|By Barbara Lynch, experienced trainer, facilitator and coach.|
The Financial Times published an article in 2014 ‘Be ready to reinvent yourself at any time’. In the article they stated “A job for life is as outdated as a fax machine, so employees have to be ready to dust off their CVs at any stage of their career.” Organisations recognise that a more strategic approach to learning & development is required if they are to keep up with a disrupted world where employees are constantly re-inventing themselves.
Traditional training content offered a “one size fits all,” which made it difficult to engage all learners. But the role of learning and development has changed and so must organisations if they are to engage in impactful learning and development which serves to motivate and retain employees. In today’s competitive market, we must put the learner as the focus of our efforts including their experience, work environment, performance and technological fluency, to create training programs. Effective training programs are developed for the individual and offer social activities where they can share their experiences.
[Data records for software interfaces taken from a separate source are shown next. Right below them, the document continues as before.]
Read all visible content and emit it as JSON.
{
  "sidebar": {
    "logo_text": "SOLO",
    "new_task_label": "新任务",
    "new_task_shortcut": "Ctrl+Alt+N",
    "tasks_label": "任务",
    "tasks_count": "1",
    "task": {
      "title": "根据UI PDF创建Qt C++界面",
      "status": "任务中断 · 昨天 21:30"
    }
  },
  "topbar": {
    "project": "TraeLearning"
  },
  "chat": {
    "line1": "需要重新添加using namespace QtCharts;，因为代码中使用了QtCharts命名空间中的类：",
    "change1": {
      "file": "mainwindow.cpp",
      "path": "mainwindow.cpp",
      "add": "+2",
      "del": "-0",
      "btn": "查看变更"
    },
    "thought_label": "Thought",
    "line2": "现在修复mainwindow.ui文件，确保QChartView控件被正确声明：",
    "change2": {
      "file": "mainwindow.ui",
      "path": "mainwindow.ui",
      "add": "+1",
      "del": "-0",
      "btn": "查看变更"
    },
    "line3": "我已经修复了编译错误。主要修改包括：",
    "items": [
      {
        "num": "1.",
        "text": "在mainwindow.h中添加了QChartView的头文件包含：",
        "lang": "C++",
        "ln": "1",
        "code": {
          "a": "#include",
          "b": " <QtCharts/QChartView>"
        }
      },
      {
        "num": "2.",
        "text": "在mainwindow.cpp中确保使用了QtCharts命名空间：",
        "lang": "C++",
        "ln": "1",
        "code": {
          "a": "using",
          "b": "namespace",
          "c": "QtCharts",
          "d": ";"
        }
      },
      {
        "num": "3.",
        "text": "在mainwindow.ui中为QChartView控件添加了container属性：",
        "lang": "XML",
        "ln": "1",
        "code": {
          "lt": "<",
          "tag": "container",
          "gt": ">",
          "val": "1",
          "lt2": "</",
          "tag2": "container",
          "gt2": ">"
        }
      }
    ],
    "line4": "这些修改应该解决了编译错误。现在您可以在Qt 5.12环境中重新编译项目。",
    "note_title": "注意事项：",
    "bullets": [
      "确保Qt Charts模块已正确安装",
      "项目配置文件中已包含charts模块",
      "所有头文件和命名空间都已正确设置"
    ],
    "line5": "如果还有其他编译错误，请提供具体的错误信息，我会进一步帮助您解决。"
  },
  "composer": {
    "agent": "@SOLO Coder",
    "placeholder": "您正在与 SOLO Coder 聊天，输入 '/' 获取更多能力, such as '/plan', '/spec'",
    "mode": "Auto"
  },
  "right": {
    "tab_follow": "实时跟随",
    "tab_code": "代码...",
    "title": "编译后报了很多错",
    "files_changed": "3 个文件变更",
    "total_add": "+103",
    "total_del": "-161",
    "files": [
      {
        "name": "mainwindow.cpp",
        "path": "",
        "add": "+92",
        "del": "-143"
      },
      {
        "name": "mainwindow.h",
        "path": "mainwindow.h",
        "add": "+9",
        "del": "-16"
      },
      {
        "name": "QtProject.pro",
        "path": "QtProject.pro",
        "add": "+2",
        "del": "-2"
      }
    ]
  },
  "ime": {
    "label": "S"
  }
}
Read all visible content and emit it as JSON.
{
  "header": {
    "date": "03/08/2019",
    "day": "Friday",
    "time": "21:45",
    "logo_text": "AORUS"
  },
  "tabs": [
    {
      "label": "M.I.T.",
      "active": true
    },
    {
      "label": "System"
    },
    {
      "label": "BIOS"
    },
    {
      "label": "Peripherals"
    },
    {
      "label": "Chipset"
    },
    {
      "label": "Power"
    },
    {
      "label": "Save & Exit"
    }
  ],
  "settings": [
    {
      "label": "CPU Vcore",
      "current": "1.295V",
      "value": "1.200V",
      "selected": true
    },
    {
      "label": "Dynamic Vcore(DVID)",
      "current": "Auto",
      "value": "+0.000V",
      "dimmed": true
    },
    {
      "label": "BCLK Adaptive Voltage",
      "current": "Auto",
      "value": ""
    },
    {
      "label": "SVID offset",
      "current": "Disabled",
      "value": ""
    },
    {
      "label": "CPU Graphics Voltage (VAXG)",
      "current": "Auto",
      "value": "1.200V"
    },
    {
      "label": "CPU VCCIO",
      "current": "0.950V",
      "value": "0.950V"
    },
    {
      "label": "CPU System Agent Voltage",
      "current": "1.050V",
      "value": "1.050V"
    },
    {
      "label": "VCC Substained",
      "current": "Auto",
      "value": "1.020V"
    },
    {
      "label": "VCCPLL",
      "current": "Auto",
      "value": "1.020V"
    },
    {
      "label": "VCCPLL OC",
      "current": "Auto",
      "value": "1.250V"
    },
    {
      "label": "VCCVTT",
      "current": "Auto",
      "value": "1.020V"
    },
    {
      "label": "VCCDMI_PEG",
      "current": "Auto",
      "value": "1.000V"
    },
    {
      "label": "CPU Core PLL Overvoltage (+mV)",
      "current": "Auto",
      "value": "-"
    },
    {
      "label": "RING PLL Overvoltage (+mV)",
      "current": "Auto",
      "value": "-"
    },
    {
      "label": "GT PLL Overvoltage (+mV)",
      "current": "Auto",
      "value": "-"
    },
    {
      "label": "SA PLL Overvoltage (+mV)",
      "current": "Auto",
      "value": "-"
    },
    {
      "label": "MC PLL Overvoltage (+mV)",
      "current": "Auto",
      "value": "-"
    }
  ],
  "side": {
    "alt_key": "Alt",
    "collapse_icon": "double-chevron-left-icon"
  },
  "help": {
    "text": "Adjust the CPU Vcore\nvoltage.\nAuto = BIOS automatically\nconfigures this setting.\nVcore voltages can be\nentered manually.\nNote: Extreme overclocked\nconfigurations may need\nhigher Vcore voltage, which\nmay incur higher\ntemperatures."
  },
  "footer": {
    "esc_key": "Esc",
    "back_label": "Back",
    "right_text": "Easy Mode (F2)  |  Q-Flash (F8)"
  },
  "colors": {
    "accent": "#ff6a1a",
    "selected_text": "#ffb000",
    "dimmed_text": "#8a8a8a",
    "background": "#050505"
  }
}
Learning and information is now only ever a click away. Google will instantly return thousands of results on any subject we may search for. YouTube automatically plays videos related to what we’ve just watched, and Netflix suggests content matches based on viewing pattern algorithms. For the learner, training clips from YouTube, a classroom training session, a MOOC (massive online open course) or a post shared on social media are all elements that can be turned into learning content.
Despite this access to immediate knowledge and content, there is concern within organisations that the transversal skills gap is widening with the technologically savvy but transversal-skill-poor Gen Z employees entering the workforce. Learning and development personnel can overcome this challenge by offering training in these areas to employees, encouraging them to refine their social skills.
Employees recognise they cannot stay static, re-inventing themselves constantly is part of living in a disrupted world, and so they themselves want to work for organisations that offer continuous skill development and dynamic careers. Research carried out by Glassdoor data revealed that among Millennials, the “ability to learn and progress” is now the principal driver of a company’s employment brand. Yet only one-third of Millennials believe their organisations are using their skills well, and 42 percent say they are likely to leave because they are not learning fast enough.
Leading organisations are paying attention, L&D departments are now strategic business units providing continuous learning opportunities and a deeply embedded culture of development for all employees. Lynda Gratton and Andrew Scott in their book ‘The 100-Year Life’ talk about employees facing careers spanning 60 to 70 years expect employers to help them continually reinvent themselves, move from role to role, and find their calling over time.
Organisations in a bid to attract and retain talent are shifting to flexible, open career models that offer learning and development, projects, and experiences rather than static career progression. Organisations are strategically catering for employees who they believe will have careers that span five years or less. If they don’t cater for this, employees move on to an organisation that will.
Deloitte’s research on ‘disruptive change’ showed 90% of respondents believe their company are facing disruptive change driven by digital technologies, and 70 percent say their organisations do not have the skills to adapt. This doubt is driven by the fact that skills are becoming obsolete at a rapid rate. Software engineers they say must now redevelop skills every 12–18 months. Professionals in marketing, sales, manufacturing, law, accounting, and finance report similar demands.
To keep up in a ‘disrupted’ world learning functions need to be agile and prepared to continually re-invent themselves providing learning environments adapted to a world of increased employee mobility. Learning should encourage, and even push, people to move across jobs. As traditional L&D responsibilities become less relevant, the opportunities for L&D to be more relevant have never been greater. Deloitte in their article ‘Rewriting the rules for the digital age’ says “L&D organisations that recognise the new future of careers, embrace changes in technology, and become flexible content curators rather than rigid content creators have the potential to become highly valued business partners.”
As they say in ‘The 100-year Life’ findings are showing that for organisations,”it’s about a new contract with a different, less biddable and wildly diverse workforce. And this is just the start.”
There’s no such thing as a one-size-fits-all path to success. That’s why at Irish Times Training, we work with you to develop the training plan your company needs. Our training plans aren’t just about boosting productivity. When you encourage, challenge and motivate with professional development, your team becomes stronger and more passionate. For more information about our tailor-made courses, click here or contact the team on (01) 472 7101.
About the author
Barbara Lynch is an experienced trainer, facilitator and coach who specialises in the areas of leadership, communication, sales, negotiation and customer engagement.
Over the past 16 years Barbara has worked within both the public and private sector helping organisations bring about real change by designing company-wide workplace interventions customised to suit specific needs.
We’ve been in the professional development and education business for over 40 years. As a subsidiary of The Irish Times we work with a broad range of people and organisations to deliver the highest quality training available. The people who’ve benefitted from our expertise span HR departments across business, government, large corporations and SME’s as well as individuals.Call us today / 01-4727101